- **YOUR OBJECTIVE**
In full and without deviation, write out the entries that follow.

- **INFORMATION SUPPLIED**

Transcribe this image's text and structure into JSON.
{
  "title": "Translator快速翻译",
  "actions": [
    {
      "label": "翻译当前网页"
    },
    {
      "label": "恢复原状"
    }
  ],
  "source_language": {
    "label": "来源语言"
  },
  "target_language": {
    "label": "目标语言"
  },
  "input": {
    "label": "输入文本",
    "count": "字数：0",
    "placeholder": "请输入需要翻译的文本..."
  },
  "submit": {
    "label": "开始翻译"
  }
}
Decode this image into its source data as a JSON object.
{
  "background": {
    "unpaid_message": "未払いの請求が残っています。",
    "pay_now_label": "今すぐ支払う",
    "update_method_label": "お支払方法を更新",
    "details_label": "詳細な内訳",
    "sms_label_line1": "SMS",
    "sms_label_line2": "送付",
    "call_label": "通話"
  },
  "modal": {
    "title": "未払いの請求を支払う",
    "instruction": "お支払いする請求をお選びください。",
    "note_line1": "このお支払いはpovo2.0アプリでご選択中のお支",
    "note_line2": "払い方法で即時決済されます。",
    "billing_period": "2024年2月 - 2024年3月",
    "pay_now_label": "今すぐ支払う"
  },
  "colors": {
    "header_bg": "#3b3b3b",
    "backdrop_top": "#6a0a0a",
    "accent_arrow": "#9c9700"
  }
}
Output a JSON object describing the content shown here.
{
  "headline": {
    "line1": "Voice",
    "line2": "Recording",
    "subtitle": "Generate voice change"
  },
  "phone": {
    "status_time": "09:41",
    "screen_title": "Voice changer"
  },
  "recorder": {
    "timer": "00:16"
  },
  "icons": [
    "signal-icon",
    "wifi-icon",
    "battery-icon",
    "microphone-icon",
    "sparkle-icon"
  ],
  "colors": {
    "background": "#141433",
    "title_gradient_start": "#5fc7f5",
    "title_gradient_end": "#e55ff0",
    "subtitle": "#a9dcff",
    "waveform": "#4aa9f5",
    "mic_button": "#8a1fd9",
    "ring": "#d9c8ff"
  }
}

- **RESPONSE TO THIS TASK**
Transcribe this image's text and structure into JSON.
{
  "title": "Translator快速翻译",
  "actions": [
    {
      "label": "翻译当前网页"
    },
    {
      "label": "恢复原状"
    }
  ],
  "source_language": {
    "label": "来源语言"
  },
  "target_language": {
    "label": "目标语言"
  },
  "input": {
    "label": "输入文本",
    "count": "字数：0",
    "placeholder": "请输入需要翻译的文本..."
  },
  "submit": {
    "label": "开始翻译"
  }
}
Decode this image into its source data as a JSON object.
{
  "background": {
    "unpaid_message": "未払いの請求が残っています。",
    "pay_now_label": "今すぐ支払う",
    "update_method_label": "お支払方法を更新",
    "details_label": "詳細な内訳",
    "sms_label_line1": "SMS",
    "sms_label_line2": "送付",
    "call_label": "通話"
  },
  "modal": {
    "title": "未払いの請求を支払う",
    "instruction": "お支払いする請求をお選びください。",
    "note_line1": "このお支払いはpovo2.0アプリでご選択中のお支",
    "note_line2": "払い方法で即時決済されます。",
    "billing_period": "2024年2月 - 2024年3月",
    "pay_now_label": "今すぐ支払う"
  },
  "colors": {
    "header_bg": "#3b3b3b",
    "backdrop_top": "#6a0a0a",
    "accent_arrow": "#9c9700"
  }
}
Output a JSON object describing the content shown here.
{
  "headline": {
    "line1": "Voice",
    "line2": "Recording",
    "subtitle": "Generate voice change"
  },
  "phone": {
    "status_time": "09:41",
    "screen_title": "Voice changer"
  },
  "recorder": {
    "timer": "00:16"
  },
  "icons": [
    "signal-icon",
    "wifi-icon",
    "battery-icon",
    "microphone-icon",
    "sparkle-icon"
  ],
  "colors": {
    "background": "#141433",
    "title_gradient_start": "#5fc7f5",
    "title_gradient_end": "#e55ff0",
    "subtitle": "#a9dcff",
    "waveform": "#4aa9f5",
    "mic_button": "#8a1fd9",
    "ring": "#d9c8ff"
  }
}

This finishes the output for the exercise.